Search bar: Android 4.0 features a Google search bar at the top of every home screen panel. You can tap here and begin typing a search term, or tap the Voice Actions icon on the right to initiate a voice search or perform other voice commands.
Home screen: You can fill this area with any combination of app shortcuts, folders and live, dynamic widgets (more on those in a bit). Android 4.0 gives you five home screen panels; just swipe left or right to move to the next or previous panel and access whatever you've stored there.
Favorites tray: The Favorites tray is like a dock for your home screen: The shortcuts or folders placed there stay present as you swipe from one panel to the next. By default, the tray includes commonly used items such as your Phone app, People app, Messaging app and Browser, with an icon for launching your app drawer in the center -- but you can customize it to include any items you want.
Navigation buttons: Instead of relying on a phone's physical buttons as in previous versions of Android, "ICS" has three main navigation buttons built into the interface at the bottom of the screen:
The Recent Apps tool allows you to multitask and switch among recently used applications.
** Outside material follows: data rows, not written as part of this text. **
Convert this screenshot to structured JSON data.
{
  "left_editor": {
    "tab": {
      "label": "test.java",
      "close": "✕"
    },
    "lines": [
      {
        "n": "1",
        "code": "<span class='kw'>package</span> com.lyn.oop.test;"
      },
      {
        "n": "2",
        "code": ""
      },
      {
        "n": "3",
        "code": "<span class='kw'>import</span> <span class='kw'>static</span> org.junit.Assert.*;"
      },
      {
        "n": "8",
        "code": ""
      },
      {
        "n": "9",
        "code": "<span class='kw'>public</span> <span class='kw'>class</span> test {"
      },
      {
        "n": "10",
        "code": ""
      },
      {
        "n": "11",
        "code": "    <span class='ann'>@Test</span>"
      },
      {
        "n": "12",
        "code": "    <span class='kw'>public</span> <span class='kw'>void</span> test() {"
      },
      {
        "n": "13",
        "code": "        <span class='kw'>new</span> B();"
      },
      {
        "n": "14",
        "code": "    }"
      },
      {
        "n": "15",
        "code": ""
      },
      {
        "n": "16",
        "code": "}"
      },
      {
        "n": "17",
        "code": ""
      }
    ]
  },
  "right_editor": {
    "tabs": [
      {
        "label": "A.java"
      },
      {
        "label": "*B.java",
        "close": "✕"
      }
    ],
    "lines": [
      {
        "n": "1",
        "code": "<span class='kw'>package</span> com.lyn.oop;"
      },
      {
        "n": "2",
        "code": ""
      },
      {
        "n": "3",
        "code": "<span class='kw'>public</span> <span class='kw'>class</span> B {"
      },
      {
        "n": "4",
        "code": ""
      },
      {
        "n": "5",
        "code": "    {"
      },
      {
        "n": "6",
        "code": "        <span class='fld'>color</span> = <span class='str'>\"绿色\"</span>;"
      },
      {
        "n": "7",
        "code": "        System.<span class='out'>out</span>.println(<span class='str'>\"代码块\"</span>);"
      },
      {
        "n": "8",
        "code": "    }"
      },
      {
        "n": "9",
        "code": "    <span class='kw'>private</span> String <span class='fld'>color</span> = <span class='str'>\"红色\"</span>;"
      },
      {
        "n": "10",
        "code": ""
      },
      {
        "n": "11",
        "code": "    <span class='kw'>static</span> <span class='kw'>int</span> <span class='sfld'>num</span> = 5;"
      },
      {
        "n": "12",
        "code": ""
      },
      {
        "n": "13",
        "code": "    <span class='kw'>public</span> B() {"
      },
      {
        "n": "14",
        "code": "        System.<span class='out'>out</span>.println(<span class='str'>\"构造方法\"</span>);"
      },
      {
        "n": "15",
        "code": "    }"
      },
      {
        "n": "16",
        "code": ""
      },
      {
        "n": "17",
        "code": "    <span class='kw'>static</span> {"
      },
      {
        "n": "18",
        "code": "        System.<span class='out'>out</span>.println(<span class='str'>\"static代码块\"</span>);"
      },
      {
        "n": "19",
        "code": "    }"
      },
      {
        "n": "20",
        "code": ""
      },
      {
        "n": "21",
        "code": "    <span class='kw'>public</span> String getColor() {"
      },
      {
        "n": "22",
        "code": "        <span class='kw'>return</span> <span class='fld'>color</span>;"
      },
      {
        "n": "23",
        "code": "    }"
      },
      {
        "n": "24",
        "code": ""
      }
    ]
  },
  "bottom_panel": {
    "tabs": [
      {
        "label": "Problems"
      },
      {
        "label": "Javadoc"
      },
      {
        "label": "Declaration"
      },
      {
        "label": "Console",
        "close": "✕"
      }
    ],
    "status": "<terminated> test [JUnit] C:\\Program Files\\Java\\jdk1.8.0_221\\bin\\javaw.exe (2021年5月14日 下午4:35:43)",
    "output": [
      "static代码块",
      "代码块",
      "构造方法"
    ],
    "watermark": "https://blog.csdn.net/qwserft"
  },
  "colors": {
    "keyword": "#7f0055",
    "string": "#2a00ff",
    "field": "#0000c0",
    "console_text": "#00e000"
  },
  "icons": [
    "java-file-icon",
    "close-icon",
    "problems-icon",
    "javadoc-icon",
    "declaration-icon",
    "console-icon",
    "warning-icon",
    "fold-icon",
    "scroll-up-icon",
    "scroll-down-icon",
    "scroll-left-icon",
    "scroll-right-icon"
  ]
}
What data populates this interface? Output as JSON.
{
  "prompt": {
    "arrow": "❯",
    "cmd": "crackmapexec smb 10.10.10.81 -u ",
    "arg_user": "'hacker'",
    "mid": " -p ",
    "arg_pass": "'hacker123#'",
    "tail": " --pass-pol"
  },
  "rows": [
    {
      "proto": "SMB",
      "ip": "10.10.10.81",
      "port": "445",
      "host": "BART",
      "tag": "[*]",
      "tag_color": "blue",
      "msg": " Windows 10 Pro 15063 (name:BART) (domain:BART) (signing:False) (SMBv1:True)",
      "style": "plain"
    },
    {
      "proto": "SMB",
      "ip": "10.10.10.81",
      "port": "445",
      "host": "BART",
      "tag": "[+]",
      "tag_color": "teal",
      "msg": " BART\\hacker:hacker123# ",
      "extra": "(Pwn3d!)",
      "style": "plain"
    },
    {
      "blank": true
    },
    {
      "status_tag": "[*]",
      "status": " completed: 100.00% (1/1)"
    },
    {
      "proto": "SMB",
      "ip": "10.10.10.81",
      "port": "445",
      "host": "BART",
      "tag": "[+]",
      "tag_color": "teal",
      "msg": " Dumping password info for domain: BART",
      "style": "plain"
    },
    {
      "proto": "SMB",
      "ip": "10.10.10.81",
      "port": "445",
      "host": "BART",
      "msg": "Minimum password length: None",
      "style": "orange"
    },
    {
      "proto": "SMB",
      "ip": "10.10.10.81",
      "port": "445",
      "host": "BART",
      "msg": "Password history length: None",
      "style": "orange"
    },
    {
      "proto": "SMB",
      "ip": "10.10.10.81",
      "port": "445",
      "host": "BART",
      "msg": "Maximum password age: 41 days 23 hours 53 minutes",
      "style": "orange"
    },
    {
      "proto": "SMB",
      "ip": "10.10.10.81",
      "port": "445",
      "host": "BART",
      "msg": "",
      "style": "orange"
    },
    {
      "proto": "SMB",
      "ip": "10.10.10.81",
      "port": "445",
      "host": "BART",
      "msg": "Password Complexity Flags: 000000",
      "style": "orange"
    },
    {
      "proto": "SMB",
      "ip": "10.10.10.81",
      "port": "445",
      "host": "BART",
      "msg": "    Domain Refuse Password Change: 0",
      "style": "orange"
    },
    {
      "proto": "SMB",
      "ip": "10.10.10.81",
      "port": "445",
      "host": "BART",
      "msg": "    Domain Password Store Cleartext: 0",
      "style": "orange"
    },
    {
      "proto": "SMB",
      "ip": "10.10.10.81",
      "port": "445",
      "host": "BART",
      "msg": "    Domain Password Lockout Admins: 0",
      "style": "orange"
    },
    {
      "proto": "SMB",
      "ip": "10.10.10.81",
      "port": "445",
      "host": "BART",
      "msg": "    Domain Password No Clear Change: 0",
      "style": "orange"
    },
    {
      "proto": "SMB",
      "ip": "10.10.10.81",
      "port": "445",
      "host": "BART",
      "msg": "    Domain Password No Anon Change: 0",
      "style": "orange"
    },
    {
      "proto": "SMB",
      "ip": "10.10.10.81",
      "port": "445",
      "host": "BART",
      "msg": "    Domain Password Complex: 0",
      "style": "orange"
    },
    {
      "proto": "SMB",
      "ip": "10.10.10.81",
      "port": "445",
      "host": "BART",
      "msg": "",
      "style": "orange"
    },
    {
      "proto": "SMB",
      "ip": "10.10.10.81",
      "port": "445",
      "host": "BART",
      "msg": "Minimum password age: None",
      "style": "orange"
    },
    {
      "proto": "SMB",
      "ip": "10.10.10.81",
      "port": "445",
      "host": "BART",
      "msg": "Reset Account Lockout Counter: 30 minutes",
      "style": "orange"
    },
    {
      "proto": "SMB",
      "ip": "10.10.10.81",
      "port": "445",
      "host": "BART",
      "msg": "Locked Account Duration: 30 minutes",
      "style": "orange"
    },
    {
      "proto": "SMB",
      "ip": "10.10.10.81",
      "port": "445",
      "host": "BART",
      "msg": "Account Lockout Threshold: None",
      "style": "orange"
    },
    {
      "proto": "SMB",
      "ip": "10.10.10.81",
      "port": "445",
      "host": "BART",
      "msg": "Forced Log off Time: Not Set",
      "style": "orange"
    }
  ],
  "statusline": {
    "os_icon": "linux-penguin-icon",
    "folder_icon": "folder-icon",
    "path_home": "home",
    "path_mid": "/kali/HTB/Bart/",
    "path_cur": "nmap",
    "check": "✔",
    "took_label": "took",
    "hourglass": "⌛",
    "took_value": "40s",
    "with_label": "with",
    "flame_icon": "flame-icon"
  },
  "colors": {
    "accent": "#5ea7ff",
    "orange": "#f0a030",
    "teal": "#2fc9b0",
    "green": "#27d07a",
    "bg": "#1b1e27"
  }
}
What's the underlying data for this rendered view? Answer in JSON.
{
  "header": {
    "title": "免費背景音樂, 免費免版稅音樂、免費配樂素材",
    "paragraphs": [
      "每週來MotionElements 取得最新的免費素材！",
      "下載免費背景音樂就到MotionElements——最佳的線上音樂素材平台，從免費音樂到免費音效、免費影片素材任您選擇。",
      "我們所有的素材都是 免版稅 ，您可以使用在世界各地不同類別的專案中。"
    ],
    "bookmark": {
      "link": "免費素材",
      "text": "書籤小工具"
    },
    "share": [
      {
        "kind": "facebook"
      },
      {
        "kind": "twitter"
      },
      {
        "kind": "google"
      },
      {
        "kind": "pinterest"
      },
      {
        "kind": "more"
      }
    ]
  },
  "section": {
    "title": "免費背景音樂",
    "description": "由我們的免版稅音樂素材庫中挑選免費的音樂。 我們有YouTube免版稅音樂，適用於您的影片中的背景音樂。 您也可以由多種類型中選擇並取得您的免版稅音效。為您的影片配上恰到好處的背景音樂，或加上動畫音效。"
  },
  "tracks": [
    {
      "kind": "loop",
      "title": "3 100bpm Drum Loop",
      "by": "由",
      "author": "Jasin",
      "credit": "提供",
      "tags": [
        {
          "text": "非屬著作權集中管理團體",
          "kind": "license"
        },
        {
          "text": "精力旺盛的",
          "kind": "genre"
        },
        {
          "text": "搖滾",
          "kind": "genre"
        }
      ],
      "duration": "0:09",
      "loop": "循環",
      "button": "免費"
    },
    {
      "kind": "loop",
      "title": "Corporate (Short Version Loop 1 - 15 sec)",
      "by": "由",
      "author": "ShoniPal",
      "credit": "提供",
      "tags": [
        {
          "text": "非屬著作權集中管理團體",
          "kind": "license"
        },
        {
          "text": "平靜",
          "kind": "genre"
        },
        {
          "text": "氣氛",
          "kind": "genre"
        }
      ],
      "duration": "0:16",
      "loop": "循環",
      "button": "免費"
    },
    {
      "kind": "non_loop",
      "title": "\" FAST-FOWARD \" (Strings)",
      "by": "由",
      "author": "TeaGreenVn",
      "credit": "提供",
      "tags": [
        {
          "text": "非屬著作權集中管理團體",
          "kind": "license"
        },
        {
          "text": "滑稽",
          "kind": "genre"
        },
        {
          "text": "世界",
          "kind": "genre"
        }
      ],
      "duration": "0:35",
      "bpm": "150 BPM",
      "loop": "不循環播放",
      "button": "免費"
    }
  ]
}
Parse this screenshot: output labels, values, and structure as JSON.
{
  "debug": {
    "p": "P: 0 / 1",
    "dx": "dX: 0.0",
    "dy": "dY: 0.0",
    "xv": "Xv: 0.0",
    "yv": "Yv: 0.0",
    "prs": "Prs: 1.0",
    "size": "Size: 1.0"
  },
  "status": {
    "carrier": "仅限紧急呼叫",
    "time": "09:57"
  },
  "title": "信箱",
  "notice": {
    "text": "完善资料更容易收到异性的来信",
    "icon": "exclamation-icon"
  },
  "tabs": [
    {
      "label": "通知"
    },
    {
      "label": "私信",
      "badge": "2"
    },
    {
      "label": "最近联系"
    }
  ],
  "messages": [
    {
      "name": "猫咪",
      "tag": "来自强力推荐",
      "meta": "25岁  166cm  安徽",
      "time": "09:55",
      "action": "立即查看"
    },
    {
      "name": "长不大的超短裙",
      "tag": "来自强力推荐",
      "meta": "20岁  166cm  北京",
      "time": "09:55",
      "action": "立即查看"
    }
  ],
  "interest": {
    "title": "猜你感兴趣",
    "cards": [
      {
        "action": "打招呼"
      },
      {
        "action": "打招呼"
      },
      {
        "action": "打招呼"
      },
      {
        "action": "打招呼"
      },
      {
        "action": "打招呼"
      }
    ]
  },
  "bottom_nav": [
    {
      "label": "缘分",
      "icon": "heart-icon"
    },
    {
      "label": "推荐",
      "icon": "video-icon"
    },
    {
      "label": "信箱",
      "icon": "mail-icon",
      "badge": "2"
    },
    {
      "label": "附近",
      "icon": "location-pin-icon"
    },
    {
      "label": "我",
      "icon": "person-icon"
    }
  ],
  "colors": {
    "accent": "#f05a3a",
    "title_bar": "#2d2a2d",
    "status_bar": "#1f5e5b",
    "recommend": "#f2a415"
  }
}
Click to view larger image.
The Back button, which looks like a left-facing arrow, takes you back one step from wherever you are.
The Home button, which looks vaguely like a house, returns you to your home screen.
The Recent Apps button -- a new addition to Android 4.0 -- allows you to multitask and switch among recently used applications. You can tap the button from anywhere in the system to get a list of recently used apps, then tap on any app to jump directly to that program. You can also swipe left or right on any app to dismiss it and remove it from the list.
If you've used Android before, you might be wondering what happened to the Menu button. As of Android 4.0, the Menu button is a thing of the past: All options and commands now appear on-screen instead of being hidden away like they were with previous-generation devices.
An icon that looks like three vertical dots contains additional functions relevant to your current activity. Click to view larger image.
If an application has more options than can fit on the screen, you'll see an icon that looks like three vertical dots; tapping that icon will bring up a list of additional functions relevant to your current activity.
(Curiously enough, the location of the vertical-dots icon is not always consistent, which was one of my criticisms of "ICS" in my initial review of the software.)
If your phone has hardware buttons: It's worth noting that while Google's Android 4.0 design guidelines call for virtual on-screen buttons, some phones still use hardware buttons instead -- either because they're older devices that have been upgraded or newer phones whose manufacturers have opted to stick with the older-style setup. If you're using an Android device that has physical buttons, those buttons should more or less correspond with the same functions described above.